What made the practice so unique was seeing someone who looked like me, lead a class other than vinyasa or yin. She was rare. She was precise and technical. And historically, it was challenging to find someone of color, at a studio, lead such a practice. But at Yoga Tree Baltimore, it was different. I felt seen and saw my likeness in a class that I would normally shrink myself in by positioning my mat in the back corner of a studio. She and I casually greeted each other like everyone else before class. I came early to place my mat at the front of the room, silently affirming her while setting my intentions for my practice.
The instructor and I never spoke of her impact on my practice, but it was life changing.
It was that experience that reignited my dedication to the practice and I entertained ideas of becoming more. I sought after more experiences like this and researched Black women who had studios in the Maryland, Virginia, and DC area.
But life happened and I put my consistent practice on hold while a few years passed by. Determined to reset and reconnect to my breath, I joined a local gym in Baltimore for additional wellness goals and a similar Yoga Tree Baltimore experience. There I met my 200 Yoga Teacher Training instructor, a Palestinian woman, Abir of Abir Yoga Academy, who presented an alternate class experience with middle eastern rap and Wu-Tang Klan classics.

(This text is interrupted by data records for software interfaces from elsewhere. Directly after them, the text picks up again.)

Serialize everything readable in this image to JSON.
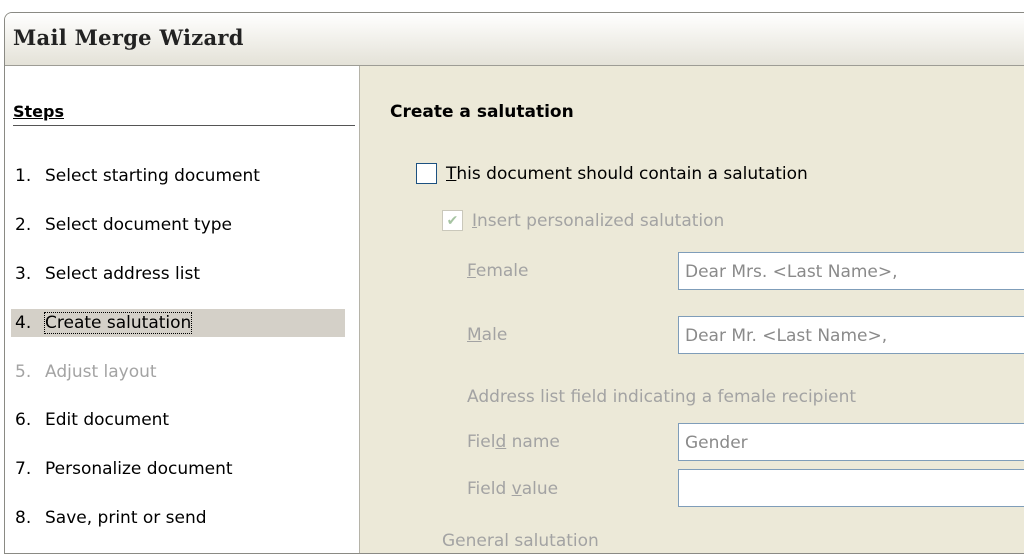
{
  "window": {
    "title": "Mail Merge Wizard"
  },
  "steps": {
    "header": "Steps",
    "items": [
      {
        "num": "1.",
        "label": "Select starting document",
        "state": "normal"
      },
      {
        "num": "2.",
        "label": "Select document type",
        "state": "normal"
      },
      {
        "num": "3.",
        "label": "Select address list",
        "state": "normal"
      },
      {
        "num": "4.",
        "label": "Create salutation",
        "state": "active"
      },
      {
        "num": "5.",
        "label": "Adjust layout",
        "state": "disabled"
      },
      {
        "num": "6.",
        "label": "Edit document",
        "state": "normal"
      },
      {
        "num": "7.",
        "label": "Personalize document",
        "state": "normal"
      },
      {
        "num": "8.",
        "label": "Save, print or send",
        "state": "normal"
      }
    ]
  },
  "content": {
    "title": "Create a salutation",
    "contain_salutation": {
      "accel": "T",
      "rest": "his document should contain a salutation",
      "checked": false
    },
    "insert_personalized": {
      "accel": "I",
      "rest": "nsert personalized salutation",
      "checked": true
    },
    "female": {
      "accel": "F",
      "rest": "emale",
      "value": "Dear Mrs. <Last Name>,"
    },
    "male": {
      "accel": "M",
      "rest": "ale",
      "value": "Dear Mr. <Last Name>,"
    },
    "address_field_caption": "Address list field indicating a female recipient",
    "field_name": {
      "pre": "Fiel",
      "accel": "d",
      "post": " name",
      "value": "Gender"
    },
    "field_value": {
      "pre": "Field ",
      "accel": "v",
      "post": "alue",
      "value": ""
    },
    "general_salutation_caption": "General salutation"
  }
}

Last year, I attended her first yoga teacher training as an entrepreneur, and it felt good to support a woman of color and small business. I helped her make history and her training introduced me to an industry where I thought I could only follow and occasionally be seen. The journey continues as I grow as an instructor and in my individual practice, it is so rewarding.
Photo 1: Shani at Baltimore Inner Harbor
Photo 2: Shani & Kamaria post yoga class, 2017, Yoga Tree Baltimore in Hampden
Photo 3: Shani in front of Egyptian Goddess Ma'at